– different approaches to blogging
– value of blogging
– how many people know about the different subjects / areas covered by blogs?
– role of guest bloggers
– responsibility of taking on / starting a blog
– types of blogs: team / genre / personal
– barriers to blogging eg time, self-censoring, dilemma between work / personal blogs
– prioritising time for blogging
– rules for personal blogs: disclaimers, not giving anything confidential away (notice how vague I am ;-))!

* Daniel Bennett(?) talked about News blogs
– using blogs in the news
– storytelling: linking up, weaving narrative
– reportage & citizen journalism
– barriers to blogs in the news: trust, getting things right, not being mundane
– time consuming: fact finding, moderation, checking
– microblogging
– liveblogging
– ambient intimacy
– ambient journalism

Finally, I attended a round up discussion on where to go next, facilitated by Tom van Aardt - we were overunning and about to be booted out of the conference area as the facilities team were setting up for another function!
– ‘i want my commissioner to understand…’
– finding colleagues have similar ideas and needs
– what can be done to get things done?
– be good to have a toolkit for getting things done
– a good opportunity to find out more about each other: twitter, blogs, wiki, keep in contact
– Backstage internal mailing list is a good way of keeping up with ideas
– meet again in the spring to discuss what we’ve been up to!

All in all it was a good day, lots of positive discussion from very passionate and informed people. Nobody hogged the discussions and nobody felt that they couldn’t ask a question or admit they needed something explaining.

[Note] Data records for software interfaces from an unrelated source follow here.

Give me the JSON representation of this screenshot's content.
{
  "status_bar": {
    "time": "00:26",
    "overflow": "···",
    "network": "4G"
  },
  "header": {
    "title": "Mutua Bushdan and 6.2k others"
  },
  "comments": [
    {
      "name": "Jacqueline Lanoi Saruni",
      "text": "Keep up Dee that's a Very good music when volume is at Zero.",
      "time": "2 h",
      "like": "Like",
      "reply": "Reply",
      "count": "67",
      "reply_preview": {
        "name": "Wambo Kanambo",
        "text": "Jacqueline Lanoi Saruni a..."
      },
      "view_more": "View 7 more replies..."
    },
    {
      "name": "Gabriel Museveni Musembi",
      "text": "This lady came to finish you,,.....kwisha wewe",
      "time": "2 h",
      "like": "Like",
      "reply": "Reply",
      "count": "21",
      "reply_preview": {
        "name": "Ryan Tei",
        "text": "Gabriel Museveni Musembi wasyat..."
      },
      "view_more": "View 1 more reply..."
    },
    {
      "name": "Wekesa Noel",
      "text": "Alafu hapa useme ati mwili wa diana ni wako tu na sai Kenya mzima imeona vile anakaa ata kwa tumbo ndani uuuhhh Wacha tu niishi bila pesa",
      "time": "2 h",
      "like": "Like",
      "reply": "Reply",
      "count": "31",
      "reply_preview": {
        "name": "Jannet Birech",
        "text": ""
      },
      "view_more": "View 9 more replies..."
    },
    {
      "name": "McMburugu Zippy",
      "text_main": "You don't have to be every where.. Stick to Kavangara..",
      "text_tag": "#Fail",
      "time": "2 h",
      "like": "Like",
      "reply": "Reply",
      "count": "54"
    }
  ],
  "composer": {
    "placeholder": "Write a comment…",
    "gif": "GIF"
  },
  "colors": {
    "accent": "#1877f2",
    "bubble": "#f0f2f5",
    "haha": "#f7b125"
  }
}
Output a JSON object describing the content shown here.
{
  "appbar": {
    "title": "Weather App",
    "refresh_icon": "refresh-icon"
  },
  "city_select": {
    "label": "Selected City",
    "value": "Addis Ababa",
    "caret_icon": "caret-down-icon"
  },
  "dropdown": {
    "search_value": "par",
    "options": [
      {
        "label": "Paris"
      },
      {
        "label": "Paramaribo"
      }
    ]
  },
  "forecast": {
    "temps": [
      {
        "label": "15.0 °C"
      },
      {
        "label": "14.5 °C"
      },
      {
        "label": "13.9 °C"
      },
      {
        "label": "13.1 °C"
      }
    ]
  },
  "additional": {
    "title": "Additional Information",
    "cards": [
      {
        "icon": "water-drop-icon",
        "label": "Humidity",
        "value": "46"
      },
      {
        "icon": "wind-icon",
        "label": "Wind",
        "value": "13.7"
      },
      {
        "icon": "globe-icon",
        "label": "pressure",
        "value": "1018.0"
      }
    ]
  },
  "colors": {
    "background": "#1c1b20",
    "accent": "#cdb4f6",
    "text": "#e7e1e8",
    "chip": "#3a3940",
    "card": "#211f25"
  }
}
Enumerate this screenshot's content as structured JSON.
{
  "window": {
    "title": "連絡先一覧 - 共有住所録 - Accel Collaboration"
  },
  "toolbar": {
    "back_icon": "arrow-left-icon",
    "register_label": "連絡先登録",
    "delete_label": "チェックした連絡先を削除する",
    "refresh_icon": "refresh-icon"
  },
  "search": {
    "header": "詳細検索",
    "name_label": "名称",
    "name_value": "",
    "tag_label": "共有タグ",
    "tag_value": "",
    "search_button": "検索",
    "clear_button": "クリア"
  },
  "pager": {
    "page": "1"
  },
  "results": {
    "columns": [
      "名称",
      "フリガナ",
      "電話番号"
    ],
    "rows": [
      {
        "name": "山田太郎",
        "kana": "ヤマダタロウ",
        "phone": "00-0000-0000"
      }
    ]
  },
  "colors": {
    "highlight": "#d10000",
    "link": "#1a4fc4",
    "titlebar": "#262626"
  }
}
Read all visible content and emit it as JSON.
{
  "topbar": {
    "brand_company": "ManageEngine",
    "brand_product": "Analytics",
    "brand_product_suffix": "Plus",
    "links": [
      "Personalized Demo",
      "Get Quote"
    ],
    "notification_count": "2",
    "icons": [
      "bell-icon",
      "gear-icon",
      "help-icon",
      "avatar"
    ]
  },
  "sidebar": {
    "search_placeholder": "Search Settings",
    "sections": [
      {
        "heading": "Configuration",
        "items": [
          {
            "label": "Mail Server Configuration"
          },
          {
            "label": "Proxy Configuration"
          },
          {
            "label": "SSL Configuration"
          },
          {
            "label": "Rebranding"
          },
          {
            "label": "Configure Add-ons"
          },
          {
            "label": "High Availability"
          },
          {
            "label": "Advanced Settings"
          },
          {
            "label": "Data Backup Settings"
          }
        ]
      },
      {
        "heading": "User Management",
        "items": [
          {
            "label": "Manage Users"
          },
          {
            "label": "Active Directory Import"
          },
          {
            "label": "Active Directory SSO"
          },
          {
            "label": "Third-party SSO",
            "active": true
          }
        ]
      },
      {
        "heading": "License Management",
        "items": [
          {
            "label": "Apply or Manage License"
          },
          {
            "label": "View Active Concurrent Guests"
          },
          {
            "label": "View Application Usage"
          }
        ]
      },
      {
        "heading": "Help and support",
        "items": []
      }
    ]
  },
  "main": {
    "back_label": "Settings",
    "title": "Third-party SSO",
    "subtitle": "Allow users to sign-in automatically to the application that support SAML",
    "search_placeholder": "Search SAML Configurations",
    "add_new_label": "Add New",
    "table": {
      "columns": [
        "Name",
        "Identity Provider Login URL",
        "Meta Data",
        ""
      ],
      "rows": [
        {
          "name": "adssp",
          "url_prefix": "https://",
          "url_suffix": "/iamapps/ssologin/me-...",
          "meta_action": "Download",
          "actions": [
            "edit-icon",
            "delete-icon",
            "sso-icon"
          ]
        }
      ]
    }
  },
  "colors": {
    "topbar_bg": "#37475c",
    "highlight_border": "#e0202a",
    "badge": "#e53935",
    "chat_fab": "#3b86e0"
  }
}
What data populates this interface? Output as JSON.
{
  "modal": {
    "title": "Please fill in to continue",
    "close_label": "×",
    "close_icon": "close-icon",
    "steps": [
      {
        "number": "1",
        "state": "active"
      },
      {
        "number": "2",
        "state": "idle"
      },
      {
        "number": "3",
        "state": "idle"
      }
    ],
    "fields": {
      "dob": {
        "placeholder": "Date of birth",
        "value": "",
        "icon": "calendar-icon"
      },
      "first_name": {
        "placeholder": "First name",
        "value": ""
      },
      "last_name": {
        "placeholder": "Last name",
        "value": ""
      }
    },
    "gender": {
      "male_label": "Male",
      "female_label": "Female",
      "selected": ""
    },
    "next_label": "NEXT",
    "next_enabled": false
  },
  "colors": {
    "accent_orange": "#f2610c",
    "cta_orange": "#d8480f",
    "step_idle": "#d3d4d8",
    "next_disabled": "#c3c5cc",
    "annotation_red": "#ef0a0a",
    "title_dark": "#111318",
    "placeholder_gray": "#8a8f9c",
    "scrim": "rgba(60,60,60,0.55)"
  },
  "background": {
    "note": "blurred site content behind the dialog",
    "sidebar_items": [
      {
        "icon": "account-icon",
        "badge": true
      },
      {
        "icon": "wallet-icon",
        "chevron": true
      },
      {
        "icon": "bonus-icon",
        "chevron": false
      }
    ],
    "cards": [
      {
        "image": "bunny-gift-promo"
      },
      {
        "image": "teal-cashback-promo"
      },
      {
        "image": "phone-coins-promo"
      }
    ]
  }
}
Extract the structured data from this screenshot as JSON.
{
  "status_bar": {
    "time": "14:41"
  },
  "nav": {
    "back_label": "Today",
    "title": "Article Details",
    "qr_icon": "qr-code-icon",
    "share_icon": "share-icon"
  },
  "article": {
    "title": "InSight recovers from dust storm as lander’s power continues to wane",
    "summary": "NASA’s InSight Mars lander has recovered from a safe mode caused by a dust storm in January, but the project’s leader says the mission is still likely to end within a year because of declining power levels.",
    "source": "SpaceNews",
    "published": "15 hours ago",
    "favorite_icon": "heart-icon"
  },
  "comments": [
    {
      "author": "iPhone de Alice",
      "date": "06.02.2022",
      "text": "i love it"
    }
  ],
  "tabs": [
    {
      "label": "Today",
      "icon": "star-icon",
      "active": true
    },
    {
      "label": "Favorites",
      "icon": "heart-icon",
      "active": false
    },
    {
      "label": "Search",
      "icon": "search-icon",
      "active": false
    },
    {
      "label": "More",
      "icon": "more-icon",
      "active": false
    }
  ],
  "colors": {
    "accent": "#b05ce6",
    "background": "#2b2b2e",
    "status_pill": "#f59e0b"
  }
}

Gosh, it’s 2 am and I need to go to bed now – I need to be up in 4.5 hours for a trip to Kingswood Warren – wish me luck getting up! What an amazing day – we even had snow in Central London in October, how bizarre is that?!